- Activity
Set down all of the data exactly. Pictures stay out of the copy.

- Input data
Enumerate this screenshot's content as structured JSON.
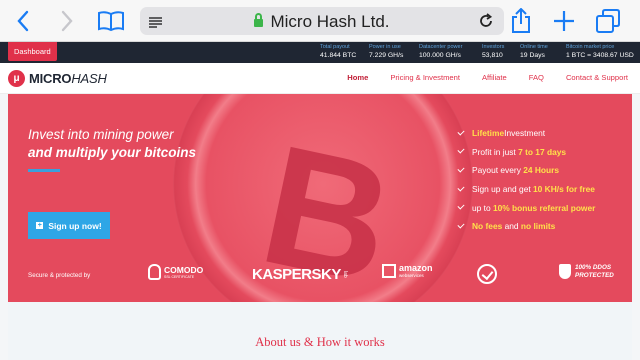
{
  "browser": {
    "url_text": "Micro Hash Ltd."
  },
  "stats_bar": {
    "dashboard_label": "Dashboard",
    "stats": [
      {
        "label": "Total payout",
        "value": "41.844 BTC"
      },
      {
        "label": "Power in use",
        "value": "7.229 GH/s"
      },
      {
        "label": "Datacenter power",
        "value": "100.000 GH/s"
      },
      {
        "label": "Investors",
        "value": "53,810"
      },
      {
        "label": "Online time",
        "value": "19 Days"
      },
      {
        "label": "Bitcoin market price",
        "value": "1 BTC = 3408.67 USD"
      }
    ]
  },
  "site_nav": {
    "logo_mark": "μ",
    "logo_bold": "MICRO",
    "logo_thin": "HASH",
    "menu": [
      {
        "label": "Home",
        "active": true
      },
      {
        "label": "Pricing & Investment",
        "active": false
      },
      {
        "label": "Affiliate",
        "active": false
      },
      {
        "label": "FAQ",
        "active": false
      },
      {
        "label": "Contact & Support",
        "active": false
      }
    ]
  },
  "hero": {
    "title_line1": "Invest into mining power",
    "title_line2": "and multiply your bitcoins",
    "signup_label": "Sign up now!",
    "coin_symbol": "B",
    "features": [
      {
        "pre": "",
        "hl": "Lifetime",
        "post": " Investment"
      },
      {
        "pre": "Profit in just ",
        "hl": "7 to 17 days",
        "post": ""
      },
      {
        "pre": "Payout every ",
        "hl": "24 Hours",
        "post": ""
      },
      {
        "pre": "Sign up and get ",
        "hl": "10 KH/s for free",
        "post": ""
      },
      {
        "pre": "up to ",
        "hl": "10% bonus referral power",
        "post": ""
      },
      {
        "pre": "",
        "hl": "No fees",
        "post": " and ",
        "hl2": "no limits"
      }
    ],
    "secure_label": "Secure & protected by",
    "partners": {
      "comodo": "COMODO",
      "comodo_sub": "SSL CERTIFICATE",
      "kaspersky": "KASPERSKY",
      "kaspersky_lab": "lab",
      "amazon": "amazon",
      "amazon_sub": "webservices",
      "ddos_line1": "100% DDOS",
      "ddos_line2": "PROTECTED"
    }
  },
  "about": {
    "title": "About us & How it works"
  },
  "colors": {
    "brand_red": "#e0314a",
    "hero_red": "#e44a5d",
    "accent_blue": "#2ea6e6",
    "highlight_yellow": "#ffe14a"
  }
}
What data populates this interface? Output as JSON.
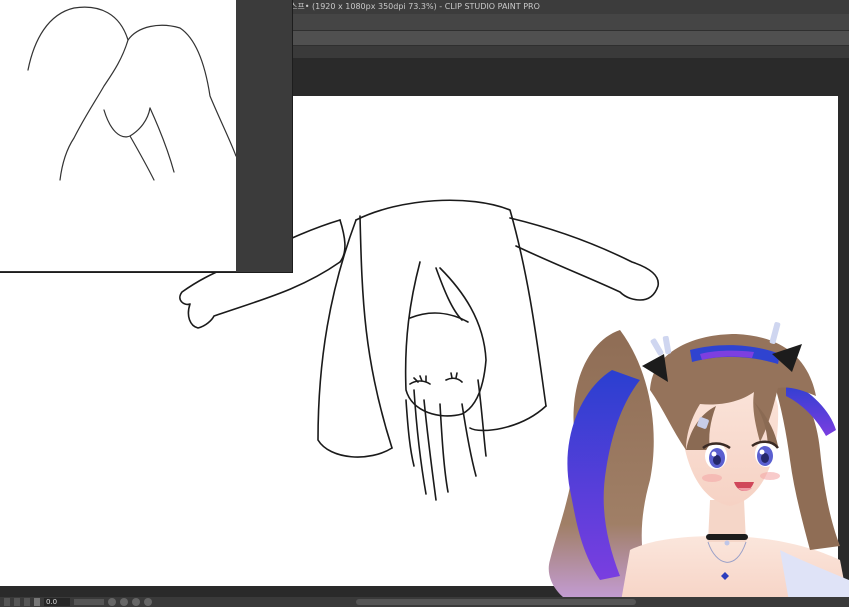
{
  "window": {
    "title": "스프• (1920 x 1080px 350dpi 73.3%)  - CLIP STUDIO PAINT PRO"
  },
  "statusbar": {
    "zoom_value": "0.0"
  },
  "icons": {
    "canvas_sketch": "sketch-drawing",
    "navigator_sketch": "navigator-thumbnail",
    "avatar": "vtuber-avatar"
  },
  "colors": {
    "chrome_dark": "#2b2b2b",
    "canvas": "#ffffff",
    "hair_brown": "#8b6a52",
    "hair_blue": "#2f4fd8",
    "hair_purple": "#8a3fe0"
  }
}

- Output of the exercise
Enumerate this screenshot's content as structured JSON.
{
  "browser": {
    "url_text": "Micro Hash Ltd."
  },
  "stats_bar": {
    "dashboard_label": "Dashboard",
    "stats": [
      {
        "label": "Total payout",
        "value": "41.844 BTC"
      },
      {
        "label": "Power in use",
        "value": "7.229 GH/s"
      },
      {
        "label": "Datacenter power",
        "value": "100.000 GH/s"
      },
      {
        "label": "Investors",
        "value": "53,810"
      },
      {
        "label": "Online time",
        "value": "19 Days"
      },
      {
        "label": "Bitcoin market price",
        "value": "1 BTC = 3408.67 USD"
      }
    ]
  },
  "site_nav": {
    "logo_mark": "μ",
    "logo_bold": "MICRO",
    "logo_thin": "HASH",
    "menu": [
      {
        "label": "Home",
        "active": true
      },
      {
        "label": "Pricing & Investment",
        "active": false
      },
      {
        "label": "Affiliate",
        "active": false
      },
      {
        "label": "FAQ",
        "active": false
      },
      {
        "label": "Contact & Support",
        "active": false
      }
    ]
  },
  "hero": {
    "title_line1": "Invest into mining power",
    "title_line2": "and multiply your bitcoins",
    "signup_label": "Sign up now!",
    "coin_symbol": "B",
    "features": [
      {
        "pre": "",
        "hl": "Lifetime",
        "post": " Investment"
      },
      {
        "pre": "Profit in just ",
        "hl": "7 to 17 days",
        "post": ""
      },
      {
        "pre": "Payout every ",
        "hl": "24 Hours",
        "post": ""
      },
      {
        "pre": "Sign up and get ",
        "hl": "10 KH/s for free",
        "post": ""
      },
      {
        "pre": "up to ",
        "hl": "10% bonus referral power",
        "post": ""
      },
      {
        "pre": "",
        "hl": "No fees",
        "post": " and ",
        "hl2": "no limits"
      }
    ],
    "secure_label": "Secure & protected by",
    "partners": {
      "comodo": "COMODO",
      "comodo_sub": "SSL CERTIFICATE",
      "kaspersky": "KASPERSKY",
      "kaspersky_lab": "lab",
      "amazon": "amazon",
      "amazon_sub": "webservices",
      "ddos_line1": "100% DDOS",
      "ddos_line2": "PROTECTED"
    }
  },
  "about": {
    "title": "About us & How it works"
  },
  "colors": {
    "brand_red": "#e0314a",
    "hero_red": "#e44a5d",
    "accent_blue": "#2ea6e6",
    "highlight_yellow": "#ffe14a"
  }
}
What data populates this interface? Output as JSON.
{
  "window": {
    "title": "스프• (1920 x 1080px 350dpi 73.3%)  - CLIP STUDIO PAINT PRO"
  },
  "statusbar": {
    "zoom_value": "0.0"
  },
  "icons": {
    "canvas_sketch": "sketch-drawing",
    "navigator_sketch": "navigator-thumbnail",
    "avatar": "vtuber-avatar"
  },
  "colors": {
    "chrome_dark": "#2b2b2b",
    "canvas": "#ffffff",
    "hair_brown": "#8b6a52",
    "hair_blue": "#2f4fd8",
    "hair_purple": "#8a3fe0"
  }
}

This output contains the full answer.